--- Supplied data Enclosed Below ---

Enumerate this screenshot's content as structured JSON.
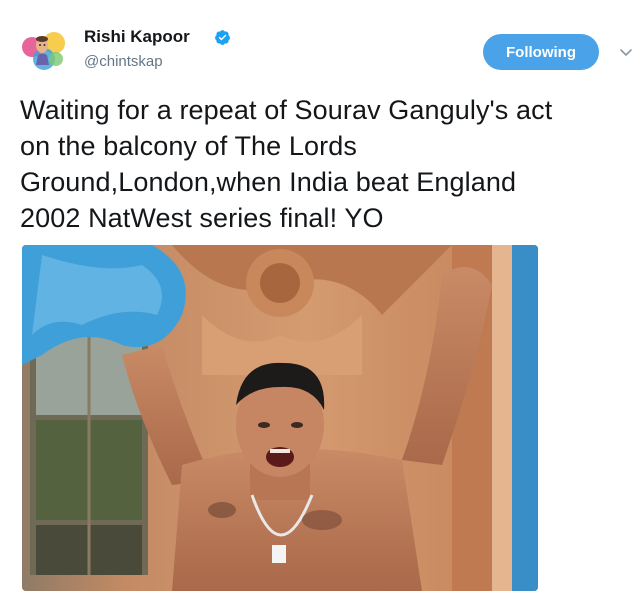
{
  "author": {
    "name": "Rishi Kapoor",
    "handle": "@chintskap",
    "verified": true,
    "avatar_icon": "avatar-watercolor-portrait"
  },
  "follow_button": {
    "label": "Following",
    "color": "#4aa3e8"
  },
  "more_icon": "chevron-down-icon",
  "tweet": {
    "lines": [
      "Waiting for a repeat of Sourav Ganguly's act",
      "on the balcony of The Lords",
      "Ground,London,when India beat England",
      "2002 NatWest series final! YO"
    ]
  },
  "media": {
    "kind": "photo"
  },
  "colors": {
    "text": "#14171a",
    "secondary": "#657786",
    "accent": "#1da1f2"
  }
}
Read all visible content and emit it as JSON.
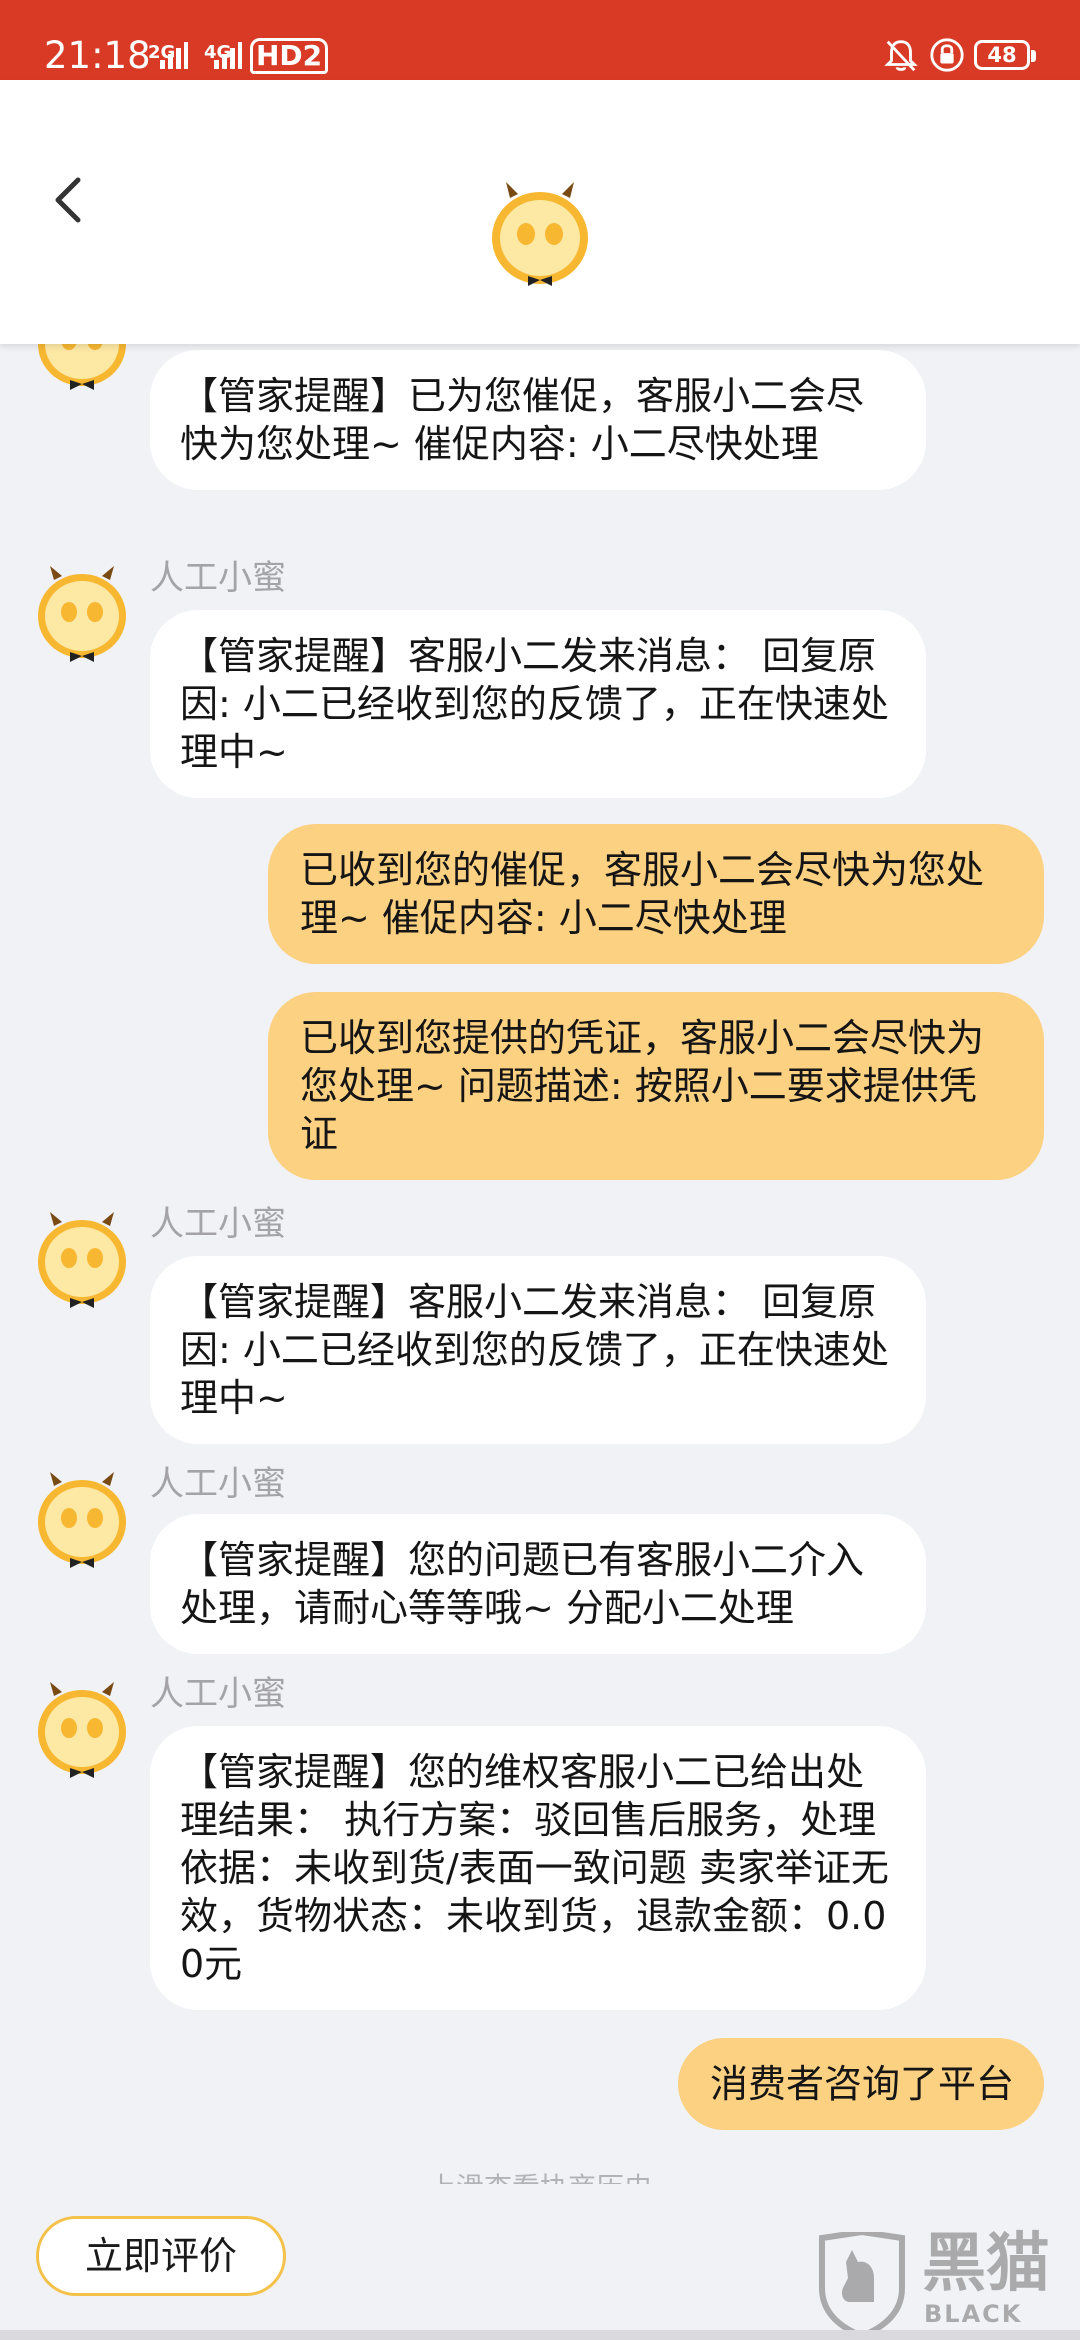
{
  "status_bar": {
    "time": "21:18",
    "signal_1": "2G",
    "signal_2": "4G",
    "hd_label": "HD2",
    "battery": "48"
  },
  "header": {
    "back_icon": "chevron-left-icon",
    "logo_icon": "xiaomi-mascot-icon"
  },
  "chat": {
    "messages": [
      {
        "side": "left",
        "sender": "",
        "text": "【管家提醒】已为您催促，客服小二会尽快为您处理~ 催促内容: 小二尽快处理"
      },
      {
        "side": "left",
        "sender": "人工小蜜",
        "text": "【管家提醒】客服小二发来消息： 回复原因: 小二已经收到您的反馈了，正在快速处理中~"
      },
      {
        "side": "right",
        "text": "已收到您的催促，客服小二会尽快为您处理~ 催促内容: 小二尽快处理"
      },
      {
        "side": "right",
        "text": "已收到您提供的凭证，客服小二会尽快为您处理~ 问题描述: 按照小二要求提供凭证"
      },
      {
        "side": "left",
        "sender": "人工小蜜",
        "text": "【管家提醒】客服小二发来消息： 回复原因: 小二已经收到您的反馈了，正在快速处理中~"
      },
      {
        "side": "left",
        "sender": "人工小蜜",
        "text": "【管家提醒】您的问题已有客服小二介入处理，请耐心等等哦~ 分配小二处理"
      },
      {
        "side": "left",
        "sender": "人工小蜜",
        "text": "【管家提醒】您的维权客服小二已给出处理结果： 执行方案：驳回售后服务，处理依据：未收到货/表面一致问题 卖家举证无效，货物状态：未收到货，退款金额：0.00元"
      },
      {
        "side": "right",
        "text": "消费者咨询了平台"
      }
    ],
    "history_hint": "上滑查看协商历史"
  },
  "bottom": {
    "rate_label": "立即评价"
  },
  "watermark": {
    "main": "黑猫",
    "sub": "BLACK CAT"
  },
  "colors": {
    "status_bar": "#d93a26",
    "bubble_user": "#fcd182",
    "bubble_agent": "#ffffff",
    "background": "#f1f2f6",
    "rate_border": "#f4c14a"
  }
}
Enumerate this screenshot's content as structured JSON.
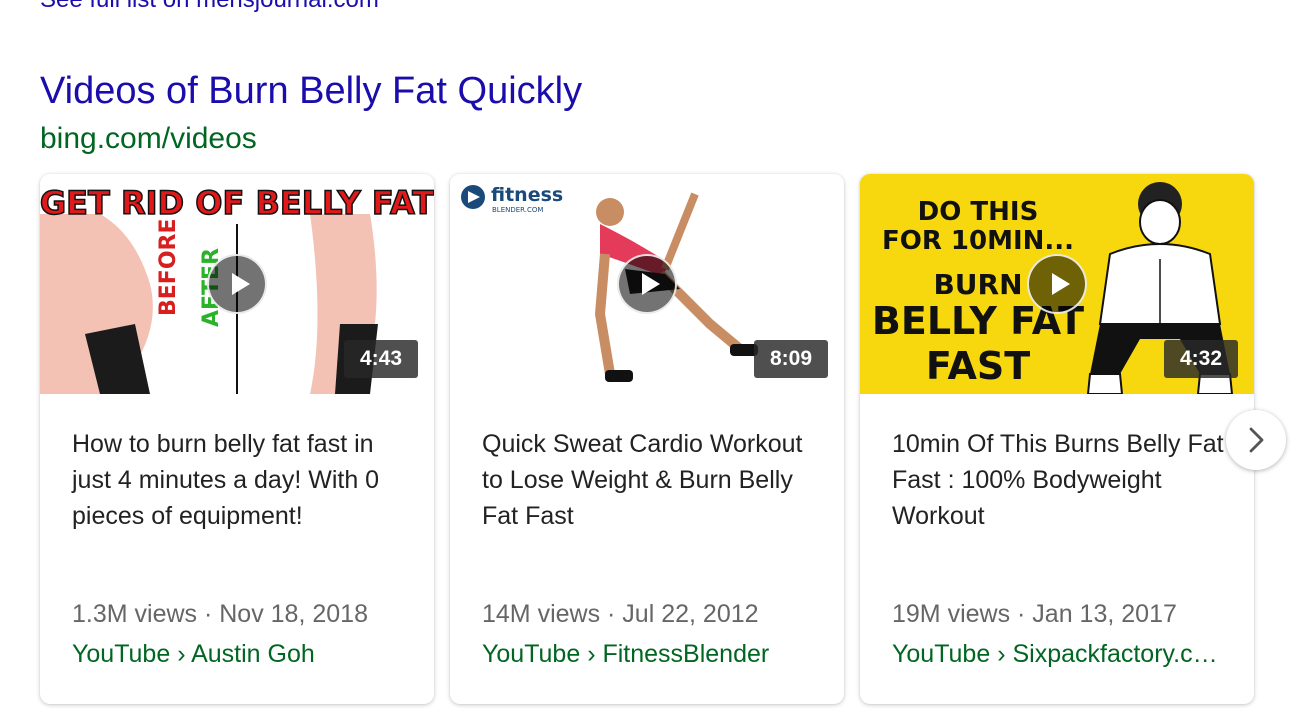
{
  "previous_section": {
    "link_text": "See full list on mensjournal.com"
  },
  "section": {
    "title": "Videos of Burn Belly Fat Quickly",
    "url": "bing.com/videos"
  },
  "videos": [
    {
      "thumbnail_text": {
        "headline": "GET RID OF BELLY FAT",
        "before": "BEFORE",
        "after": "AFTER"
      },
      "duration": "4:43",
      "title": "How to burn belly fat fast in just 4 minutes a day! With 0 pieces of equipment!",
      "meta": "1.3M views · Nov 18, 2018",
      "source": "YouTube › Austin Goh"
    },
    {
      "thumbnail_text": {
        "brand": "fitness",
        "brand_sub": "BLENDER.COM"
      },
      "duration": "8:09",
      "title": "Quick Sweat Cardio Workout to Lose Weight & Burn Belly Fat Fast",
      "meta": "14M views · Jul 22, 2012",
      "source": "YouTube › FitnessBlender"
    },
    {
      "thumbnail_text": {
        "line1": "DO THIS",
        "line2": "FOR 10MIN...",
        "line3": "BURN",
        "line4": "BELLY FAT",
        "line5": "FAST"
      },
      "duration": "4:32",
      "title": "10min Of This Burns Belly Fat Fast : 100% Bodyweight Workout",
      "meta": "19M views · Jan 13, 2017",
      "source": "YouTube › Sixpackfactory.c…"
    }
  ],
  "icons": {
    "play": "play-icon",
    "next": "chevron-right-icon"
  },
  "colors": {
    "link": "#1a0dab",
    "url": "#006621",
    "meta": "#666666",
    "yellow_thumb": "#f7d70e"
  }
}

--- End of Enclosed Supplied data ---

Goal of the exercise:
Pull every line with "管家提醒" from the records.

Result:
        "text": "【管家提醒】已为您催促，客服小二会尽快为您处理~ 催促内容: 小二尽快处理"
        "text": "【管家提醒】客服小二发来消息： 回复原因: 小二已经收到您的反馈了，正在快速处理中~"
        "text": "【管家提醒】客服小二发来消息： 回复原因: 小二已经收到您的反馈了，正在快速处理中~"
        "text": "【管家提醒】您的问题已有客服小二介入处理，请耐心等等哦~ 分配小二处理"
        "text": "【管家提醒】您的维权客服小二已给出处理结果： 执行方案：驳回售后服务，处理依据：未收到货/表面一致问题 卖家举证无效，货物状态：未收到货，退款金额：0.00元"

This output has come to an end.